JOHANNESBURG - The South African government admitted Thursday it made a "mistake" in choosing a sign language interpreter for Nelson Mandela's memorial who was later exposed as a fake by experts, and who claimed to be schizophrenic.
Experts said Thamsanqa Jantjie's signing in front of US President Barack Obama and other world leaders amounted to little more than "flapping his arms around," prompting an apology from the government.
Admitting Jantjie was "not a professional sign language interpreter," junior minister for disabilities Hendrietta Bogopane-Zulu said that "we can only apologise to the deaf community".
"Did a mistake happen? Yes," said the deputy minister. "But I don't think he was picked up from the street."

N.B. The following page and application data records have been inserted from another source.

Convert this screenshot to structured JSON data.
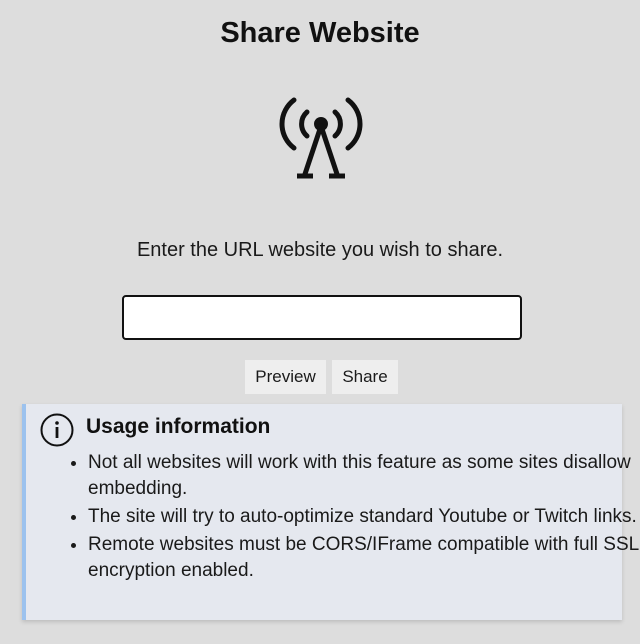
{
  "page": {
    "title": "Share Website",
    "prompt": "Enter the URL website you wish to share."
  },
  "url_input": {
    "value": "",
    "placeholder": ""
  },
  "buttons": {
    "preview": "Preview",
    "share": "Share"
  },
  "icons": {
    "broadcast": "broadcast-antenna-icon",
    "info": "info-circle-icon"
  },
  "usage_info": {
    "heading": "Usage information",
    "items": [
      "Not all websites will work with this feature as some sites disallow embedding.",
      "The site will try to auto-optimize standard Youtube or Twitch links.",
      "Remote websites must be CORS/IFrame compatible with full SSL-encryption enabled."
    ]
  },
  "colors": {
    "background": "#dddddd",
    "info_background": "#e5e8ef",
    "info_accent": "#9cc2ee",
    "button_background": "#eeeeee"
  }
}
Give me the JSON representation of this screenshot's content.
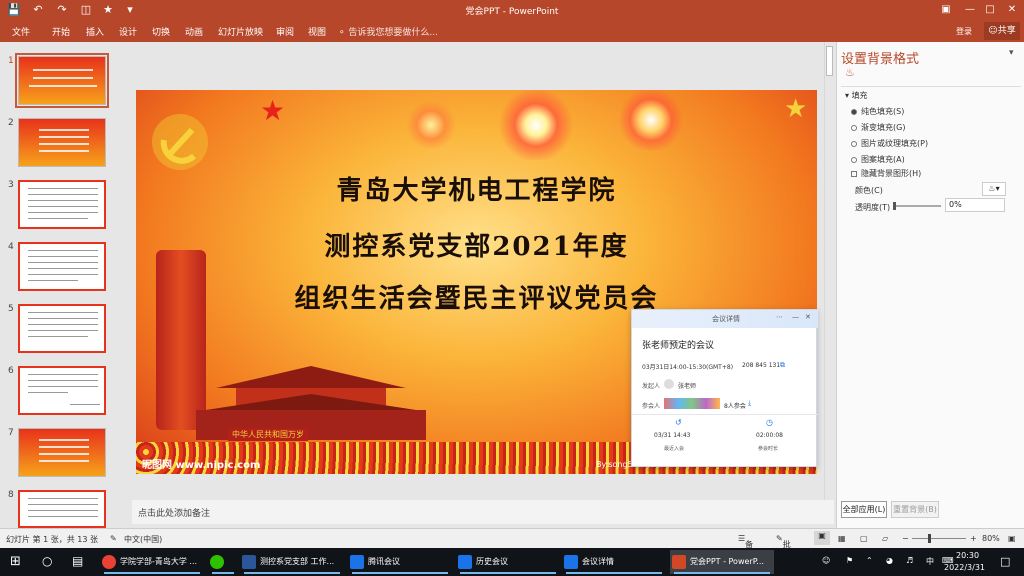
{
  "window": {
    "title": "党会PPT - PowerPoint",
    "quick_access": [
      "save-icon",
      "undo-icon",
      "redo-icon",
      "repeat-icon",
      "star-icon",
      "customize-icon"
    ]
  },
  "ribbon": {
    "tabs": [
      "文件",
      "开始",
      "插入",
      "设计",
      "切换",
      "动画",
      "幻灯片放映",
      "审阅",
      "视图"
    ],
    "tell_me": "告诉我您想要做什么...",
    "login": "登录",
    "share": "共享"
  },
  "thumbnails": {
    "numbers": [
      "1",
      "2",
      "3",
      "4",
      "5",
      "6",
      "7",
      "8"
    ]
  },
  "slide": {
    "line1": "青岛大学机电工程学院",
    "line2": "测控系党支部2021年度",
    "line3": "组织生活会暨民主评议党员会",
    "watermark_left": "昵图网 www.nipic.com",
    "watermark_right": "By:song52110 No:20120621125055063000",
    "banner_text": "中华人民共和国万岁"
  },
  "notes_placeholder": "点击此处添加备注",
  "meeting": {
    "header": "会议详情",
    "title": "张老师预定的会议",
    "time": "03月31日14:00-15:30(GMT+8)",
    "meeting_id": "208 845 131",
    "host_label": "发起人",
    "host_name": "张老师",
    "attendees_label": "参会人",
    "attendees_count": "8人参会",
    "join_time": "03/31 14:43",
    "join_label": "最近入会",
    "duration": "02:00:08",
    "duration_label": "参会时长"
  },
  "format_pane": {
    "title": "设置背景格式",
    "section": "填充",
    "options": [
      "纯色填充(S)",
      "渐变填充(G)",
      "图片或纹理填充(P)",
      "图案填充(A)"
    ],
    "hide_bg": "隐藏背景图形(H)",
    "color_label": "颜色(C)",
    "transparency_label": "透明度(T)",
    "transparency_value": "0%",
    "apply_all": "全部应用(L)",
    "reset": "重置背景(B)"
  },
  "status_bar": {
    "slide_info": "幻灯片 第 1 张，共 13 张",
    "language": "中文(中国)",
    "notes": "备注",
    "comments": "批注",
    "zoom": "80%"
  },
  "taskbar": {
    "items": [
      {
        "label": "学院学部-青岛大学 ...",
        "color": "#e94235"
      },
      {
        "label": "",
        "color": "#2dc100"
      },
      {
        "label": "测控系党支部 工作...",
        "color": "#2b579a"
      },
      {
        "label": "腾讯会议",
        "color": "#1a73e8"
      },
      {
        "label": "历史会议",
        "color": "#1a73e8"
      },
      {
        "label": "会议详情",
        "color": "#1a73e8"
      },
      {
        "label": "党会PPT - PowerP...",
        "color": "#d24726"
      }
    ],
    "time": "20:30",
    "date": "2022/3/31",
    "ime": "中"
  }
}
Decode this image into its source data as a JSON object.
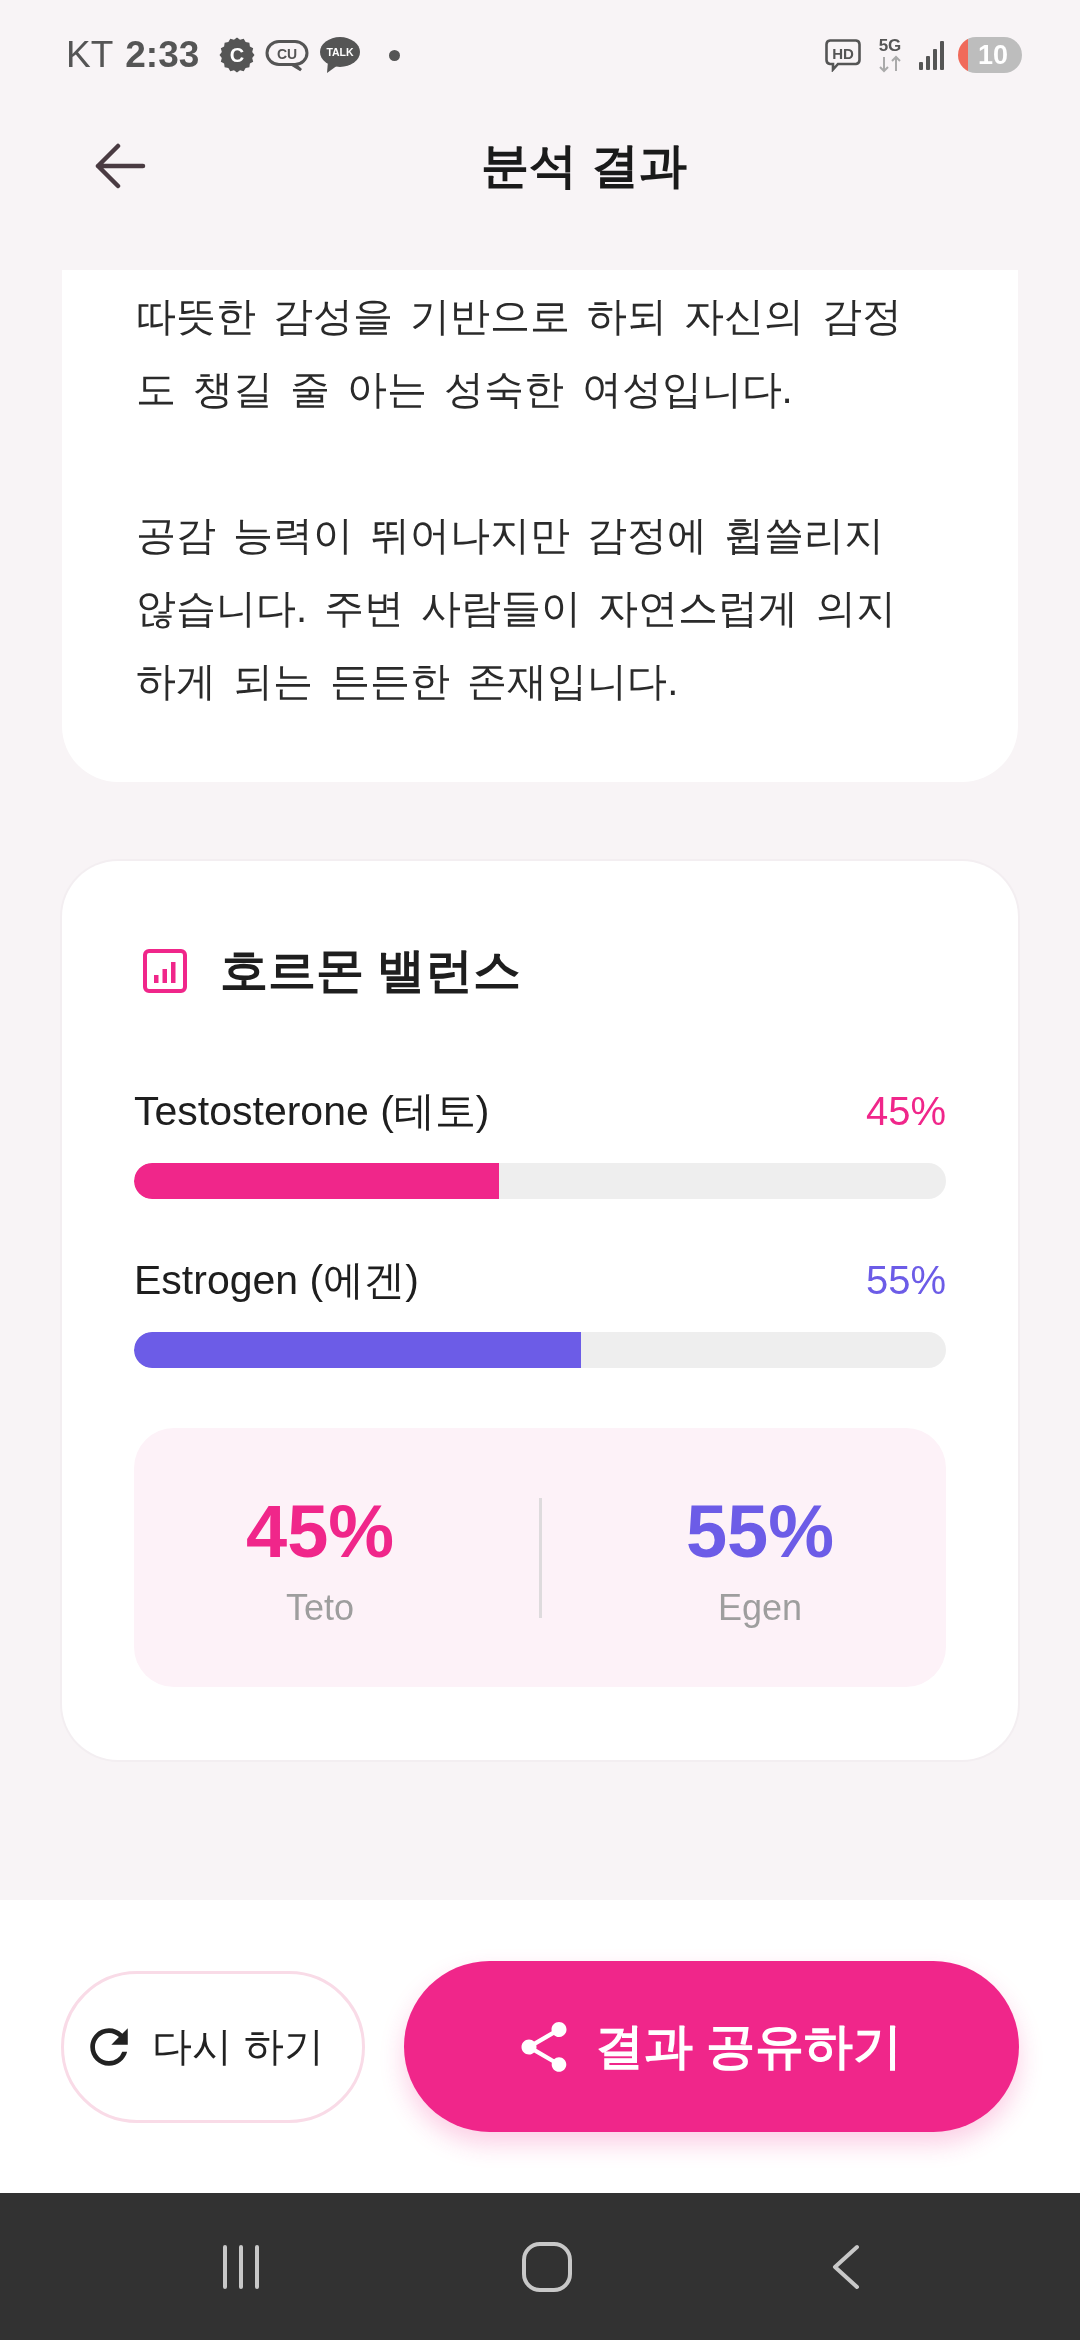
{
  "status_bar": {
    "carrier": "KT",
    "time": "2:33",
    "notifications": [
      {
        "kind": "badge",
        "label": "C"
      },
      {
        "kind": "outline_bubble",
        "label": "CU"
      },
      {
        "kind": "filled_bubble",
        "label": "TALK"
      },
      {
        "kind": "dot"
      }
    ],
    "indicators": [
      {
        "kind": "boxed",
        "label": "HD"
      },
      {
        "kind": "network",
        "label": "5G"
      },
      {
        "kind": "signal"
      }
    ],
    "battery": "10"
  },
  "header": {
    "title": "분석 결과"
  },
  "description": {
    "paragraphs": [
      "따뜻한 감성을 기반으로 하되 자신의 감정도 챙길 줄 아는 성숙한 여성입니다.",
      "공감 능력이 뛰어나지만 감정에 휩쓸리지 않습니다. 주변 사람들이 자연스럽게 의지하게 되는 든든한 존재입니다."
    ]
  },
  "hormone_balance": {
    "title": "호르몬 밸런스",
    "hormones": [
      {
        "label": "Testosterone (테토)",
        "value": "45%",
        "level": 0.45,
        "color": "#f0268a"
      },
      {
        "label": "Estrogen (에겐)",
        "value": "55%",
        "level": 0.55,
        "color": "#6c5ce7"
      }
    ],
    "summary": [
      {
        "value": "45%",
        "label": "Teto",
        "color": "#f0268a"
      },
      {
        "value": "55%",
        "label": "Egen",
        "color": "#6c5ce7"
      }
    ]
  },
  "actions": [
    {
      "kind": "secondary",
      "label": "다시 하기"
    },
    {
      "kind": "primary",
      "label": "결과 공유하기"
    }
  ]
}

Bogopane-Zulu said he may have had problems with English or been tired. "I would not say he was fake," she told AFP, while acknowledging "it was bad" because he had failed to sign properly.
Jantjie insists he is qualified and a "champion of sign language," but said his behaviour was down to a sudden attack of schizophrenia, for which he takes medication.
"There was nothing I could do. I was alone in a very dangerous situation," he told Johannesburg daily The Star, adding that he was hearing voices and hallucinating.
"I tried to control myself and not show the world what was going on. I am very sorry. It's the situation I found myself in," he added.
The revelations raised questions about how Jantjie, who was at one point little more than an arm's length away from Obama and UN Secretary General Ban Ki-moon, was vetted and received security clearance.
Brian Leary, a US Secret Service spokesman, said that it was the South African organising committee's responsibility to deal with participants and sign language interpreters.
"For the purposes of this memorial service, this would include vetting them for criminal history and other appropriate records checks," Leary said, but did not confirm whether such precautions were taken by the South Africans.